▶ **Goal of the exercise**
A word-for-word repetition of all the entries is required.

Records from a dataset
· · · ·
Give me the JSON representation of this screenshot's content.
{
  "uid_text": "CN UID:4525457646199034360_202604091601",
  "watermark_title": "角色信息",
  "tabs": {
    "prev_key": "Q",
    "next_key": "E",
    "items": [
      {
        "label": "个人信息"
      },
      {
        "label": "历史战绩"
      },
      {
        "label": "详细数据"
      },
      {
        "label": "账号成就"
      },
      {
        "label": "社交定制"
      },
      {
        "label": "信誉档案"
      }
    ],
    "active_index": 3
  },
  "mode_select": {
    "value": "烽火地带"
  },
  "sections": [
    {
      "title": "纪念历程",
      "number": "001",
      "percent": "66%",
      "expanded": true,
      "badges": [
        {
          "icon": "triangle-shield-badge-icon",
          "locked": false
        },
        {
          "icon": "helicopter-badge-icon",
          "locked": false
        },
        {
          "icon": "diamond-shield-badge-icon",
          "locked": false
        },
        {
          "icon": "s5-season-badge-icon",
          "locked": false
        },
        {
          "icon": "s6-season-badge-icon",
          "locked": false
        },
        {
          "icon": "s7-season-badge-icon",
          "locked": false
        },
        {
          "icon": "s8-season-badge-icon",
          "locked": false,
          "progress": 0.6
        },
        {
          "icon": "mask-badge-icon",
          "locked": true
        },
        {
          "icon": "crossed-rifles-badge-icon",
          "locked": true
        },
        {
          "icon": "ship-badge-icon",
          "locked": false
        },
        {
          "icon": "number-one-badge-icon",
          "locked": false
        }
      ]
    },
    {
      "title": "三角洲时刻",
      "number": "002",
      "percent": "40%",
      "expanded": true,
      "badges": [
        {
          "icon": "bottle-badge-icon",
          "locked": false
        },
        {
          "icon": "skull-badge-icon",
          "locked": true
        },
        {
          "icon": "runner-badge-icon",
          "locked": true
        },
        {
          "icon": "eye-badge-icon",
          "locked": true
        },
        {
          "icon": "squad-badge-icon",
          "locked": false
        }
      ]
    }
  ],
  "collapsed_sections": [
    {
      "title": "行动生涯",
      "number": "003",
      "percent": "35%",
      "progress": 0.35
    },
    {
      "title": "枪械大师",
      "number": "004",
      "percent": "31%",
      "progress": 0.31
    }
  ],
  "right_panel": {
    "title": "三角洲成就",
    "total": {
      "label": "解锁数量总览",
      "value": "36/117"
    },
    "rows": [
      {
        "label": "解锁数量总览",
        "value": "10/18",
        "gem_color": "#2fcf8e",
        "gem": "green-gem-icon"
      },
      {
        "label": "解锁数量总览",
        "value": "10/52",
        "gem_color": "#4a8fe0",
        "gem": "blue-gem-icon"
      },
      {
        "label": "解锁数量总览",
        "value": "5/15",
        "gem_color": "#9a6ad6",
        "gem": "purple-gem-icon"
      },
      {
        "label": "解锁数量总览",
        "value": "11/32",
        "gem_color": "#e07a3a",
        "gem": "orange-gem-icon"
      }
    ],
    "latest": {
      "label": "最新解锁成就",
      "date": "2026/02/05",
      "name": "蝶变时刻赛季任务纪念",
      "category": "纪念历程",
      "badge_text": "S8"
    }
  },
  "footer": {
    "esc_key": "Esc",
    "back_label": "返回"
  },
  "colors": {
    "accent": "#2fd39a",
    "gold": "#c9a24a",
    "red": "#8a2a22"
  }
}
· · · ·
▶ **Result of the task**
Give me the JSON representation of this screenshot's content.
{
  "uid_text": "CN UID:4525457646199034360_202604091601",
  "watermark_title": "角色信息",
  "tabs": {
    "prev_key": "Q",
    "next_key": "E",
    "items": [
      {
        "label": "个人信息"
      },
      {
        "label": "历史战绩"
      },
      {
        "label": "详细数据"
      },
      {
        "label": "账号成就"
      },
      {
        "label": "社交定制"
      },
      {
        "label": "信誉档案"
      }
    ],
    "active_index": 3
  },
  "mode_select": {
    "value": "烽火地带"
  },
  "sections": [
    {
      "title": "纪念历程",
      "number": "001",
      "percent": "66%",
      "expanded": true,
      "badges": [
        {
          "icon": "triangle-shield-badge-icon",
          "locked": false
        },
        {
          "icon": "helicopter-badge-icon",
          "locked": false
        },
        {
          "icon": "diamond-shield-badge-icon",
          "locked": false
        },
        {
          "icon": "s5-season-badge-icon",
          "locked": false
        },
        {
          "icon": "s6-season-badge-icon",
          "locked": false
        },
        {
          "icon": "s7-season-badge-icon",
          "locked": false
        },
        {
          "icon": "s8-season-badge-icon",
          "locked": false,
          "progress": 0.6
        },
        {
          "icon": "mask-badge-icon",
          "locked": true
        },
        {
          "icon": "crossed-rifles-badge-icon",
          "locked": true
        },
        {
          "icon": "ship-badge-icon",
          "locked": false
        },
        {
          "icon": "number-one-badge-icon",
          "locked": false
        }
      ]
    },
    {
      "title": "三角洲时刻",
      "number": "002",
      "percent": "40%",
      "expanded": true,
      "badges": [
        {
          "icon": "bottle-badge-icon",
          "locked": false
        },
        {
          "icon": "skull-badge-icon",
          "locked": true
        },
        {
          "icon": "runner-badge-icon",
          "locked": true
        },
        {
          "icon": "eye-badge-icon",
          "locked": true
        },
        {
          "icon": "squad-badge-icon",
          "locked": false
        }
      ]
    }
  ],
  "collapsed_sections": [
    {
      "title": "行动生涯",
      "number": "003",
      "percent": "35%",
      "progress": 0.35
    },
    {
      "title": "枪械大师",
      "number": "004",
      "percent": "31%",
      "progress": 0.31
    }
  ],
  "right_panel": {
    "title": "三角洲成就",
    "total": {
      "label": "解锁数量总览",
      "value": "36/117"
    },
    "rows": [
      {
        "label": "解锁数量总览",
        "value": "10/18",
        "gem_color": "#2fcf8e",
        "gem": "green-gem-icon"
      },
      {
        "label": "解锁数量总览",
        "value": "10/52",
        "gem_color": "#4a8fe0",
        "gem": "blue-gem-icon"
      },
      {
        "label": "解锁数量总览",
        "value": "5/15",
        "gem_color": "#9a6ad6",
        "gem": "purple-gem-icon"
      },
      {
        "label": "解锁数量总览",
        "value": "11/32",
        "gem_color": "#e07a3a",
        "gem": "orange-gem-icon"
      }
    ],
    "latest": {
      "label": "最新解锁成就",
      "date": "2026/02/05",
      "name": "蝶变时刻赛季任务纪念",
      "category": "纪念历程",
      "badge_text": "S8"
    }
  },
  "footer": {
    "esc_key": "Esc",
    "back_label": "返回"
  },
  "colors": {
    "accent": "#2fd39a",
    "gold": "#c9a24a",
    "red": "#8a2a22"
  }
}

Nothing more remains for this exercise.